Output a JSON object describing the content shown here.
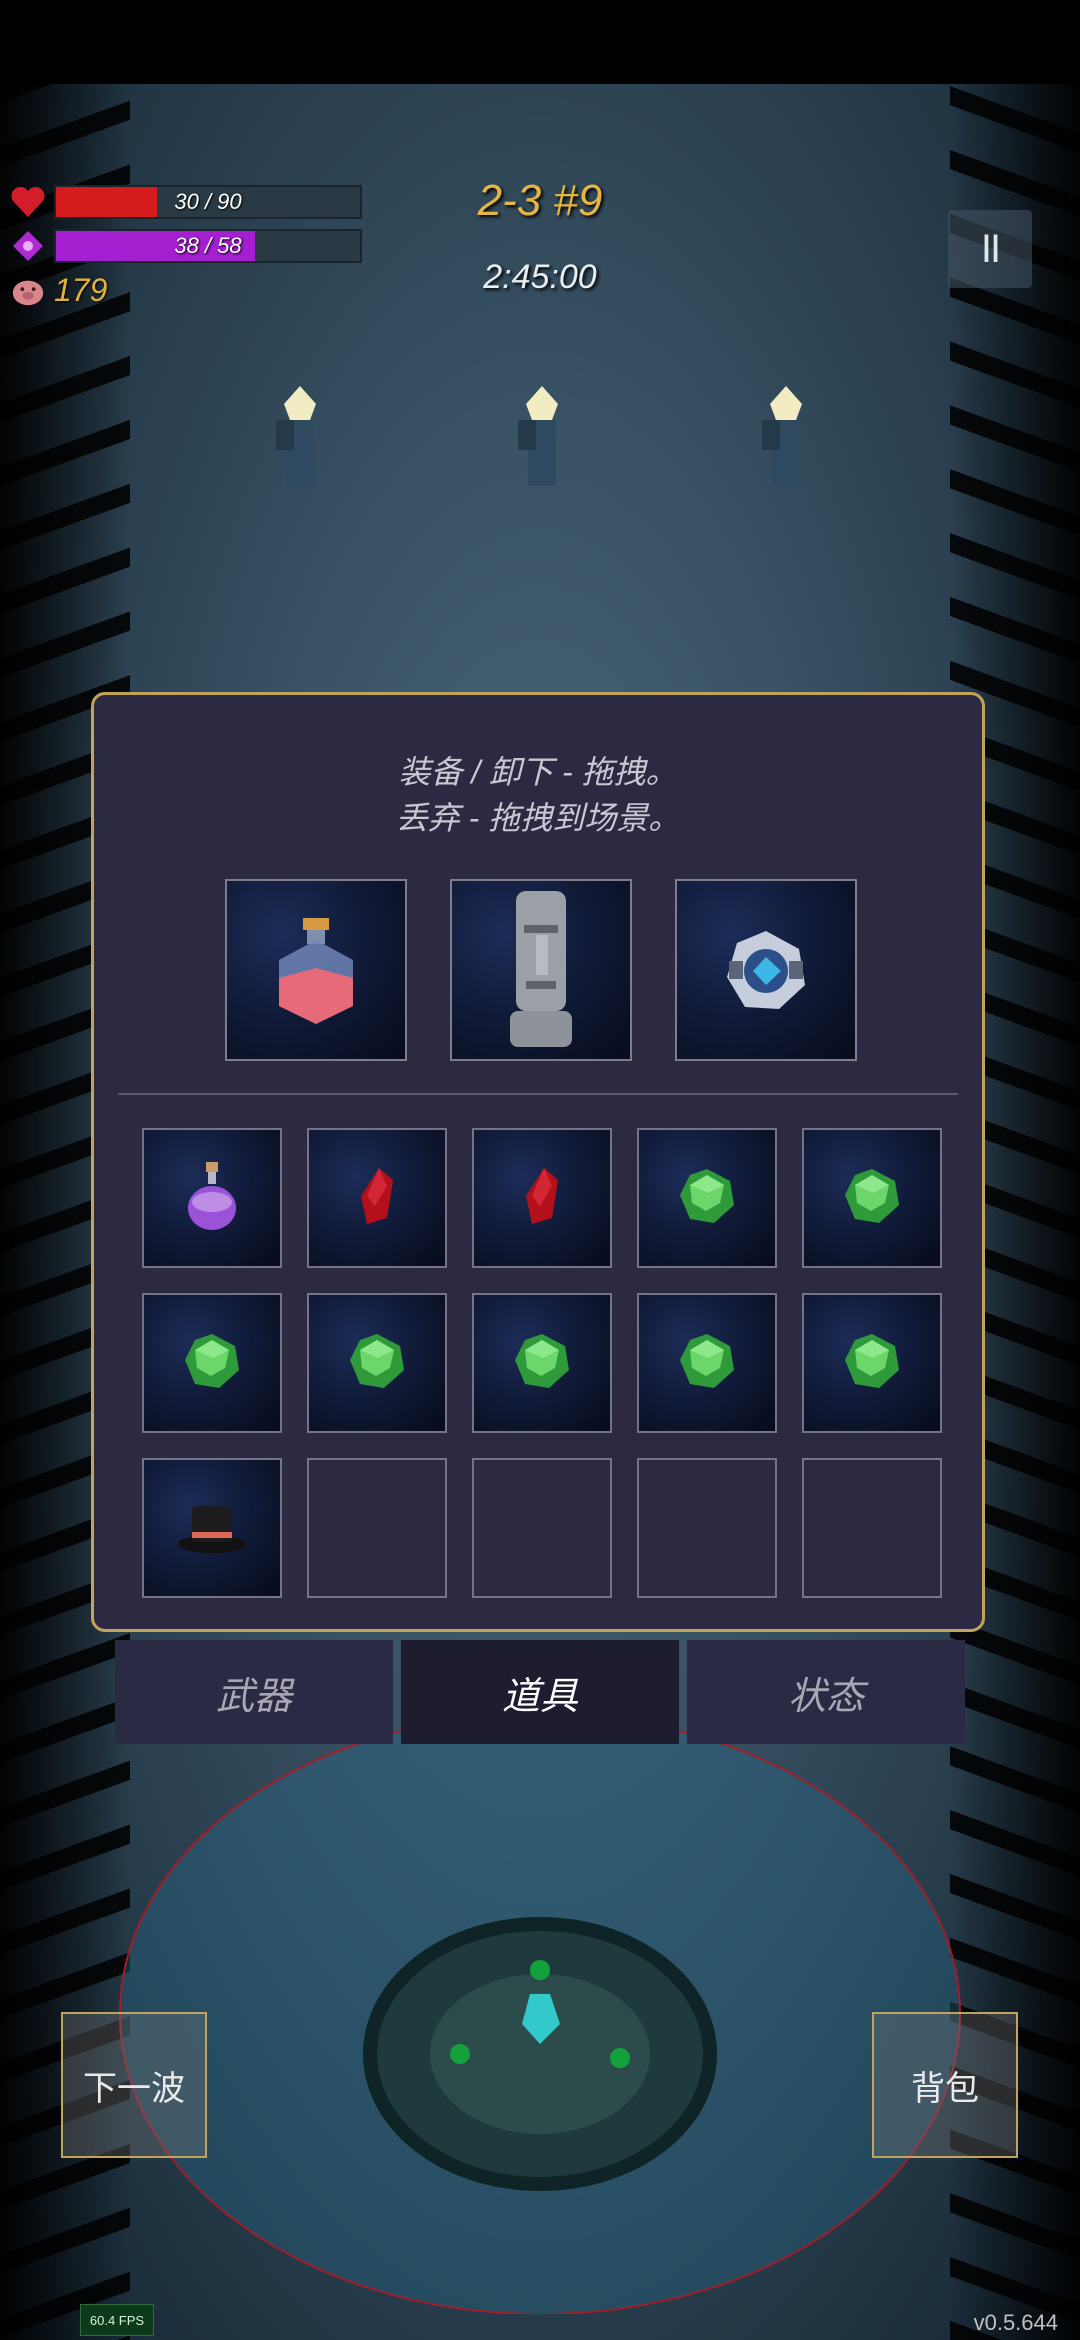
{
  "hud": {
    "health_text": "30 / 90",
    "health_fraction": 0.333,
    "health_color": "#d41c1c",
    "mana_text": "38 / 58",
    "mana_fraction": 0.655,
    "mana_color": "#a31fcf",
    "coins": "179",
    "stage": "2-3 #9",
    "timer": "2:45:00",
    "pause_label": "II"
  },
  "inventory": {
    "hint_line1": "装备 / 卸下 - 拖拽。",
    "hint_line2": "丢弃 - 拖拽到场景。",
    "equipped": [
      {
        "icon": "pink-potion-flask-icon"
      },
      {
        "icon": "moai-head-statue-icon"
      },
      {
        "icon": "blue-orb-gear-icon"
      }
    ],
    "rows": [
      [
        "purple-potion-icon",
        "red-crystal-icon",
        "red-crystal-icon",
        "green-gem-icon",
        "green-gem-icon"
      ],
      [
        "green-gem-icon",
        "green-gem-icon",
        "green-gem-icon",
        "green-gem-icon",
        "green-gem-icon"
      ],
      [
        "top-hat-icon",
        "",
        "",
        "",
        ""
      ]
    ]
  },
  "tabs": [
    {
      "label": "武器",
      "active": false
    },
    {
      "label": "道具",
      "active": true
    },
    {
      "label": "状态",
      "active": false
    }
  ],
  "buttons": {
    "next_wave": "下一波",
    "backpack": "背包"
  },
  "fps": "60.4 FPS",
  "version": "v0.5.644",
  "colors": {
    "panel_bg": "#2c2a43",
    "panel_border": "#c2a35c",
    "stage_gold": "#e6b440",
    "gem_green": "#3fbf3f",
    "crystal_red": "#b3101c"
  }
}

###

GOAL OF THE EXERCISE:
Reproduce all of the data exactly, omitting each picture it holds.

SOLUTION TO THE EXERCISE:
Output a JSON object describing the content shown here.
{
  "hud": {
    "health_text": "30 / 90",
    "health_fraction": 0.333,
    "health_color": "#d41c1c",
    "mana_text": "38 / 58",
    "mana_fraction": 0.655,
    "mana_color": "#a31fcf",
    "coins": "179",
    "stage": "2-3 #9",
    "timer": "2:45:00",
    "pause_label": "II"
  },
  "inventory": {
    "hint_line1": "装备 / 卸下 - 拖拽。",
    "hint_line2": "丢弃 - 拖拽到场景。",
    "equipped": [
      {
        "icon": "pink-potion-flask-icon"
      },
      {
        "icon": "moai-head-statue-icon"
      },
      {
        "icon": "blue-orb-gear-icon"
      }
    ],
    "rows": [
      [
        "purple-potion-icon",
        "red-crystal-icon",
        "red-crystal-icon",
        "green-gem-icon",
        "green-gem-icon"
      ],
      [
        "green-gem-icon",
        "green-gem-icon",
        "green-gem-icon",
        "green-gem-icon",
        "green-gem-icon"
      ],
      [
        "top-hat-icon",
        "",
        "",
        "",
        ""
      ]
    ]
  },
  "tabs": [
    {
      "label": "武器",
      "active": false
    },
    {
      "label": "道具",
      "active": true
    },
    {
      "label": "状态",
      "active": false
    }
  ],
  "buttons": {
    "next_wave": "下一波",
    "backpack": "背包"
  },
  "fps": "60.4 FPS",
  "version": "v0.5.644",
  "colors": {
    "panel_bg": "#2c2a43",
    "panel_border": "#c2a35c",
    "stage_gold": "#e6b440",
    "gem_green": "#3fbf3f",
    "crystal_red": "#b3101c"
  }
}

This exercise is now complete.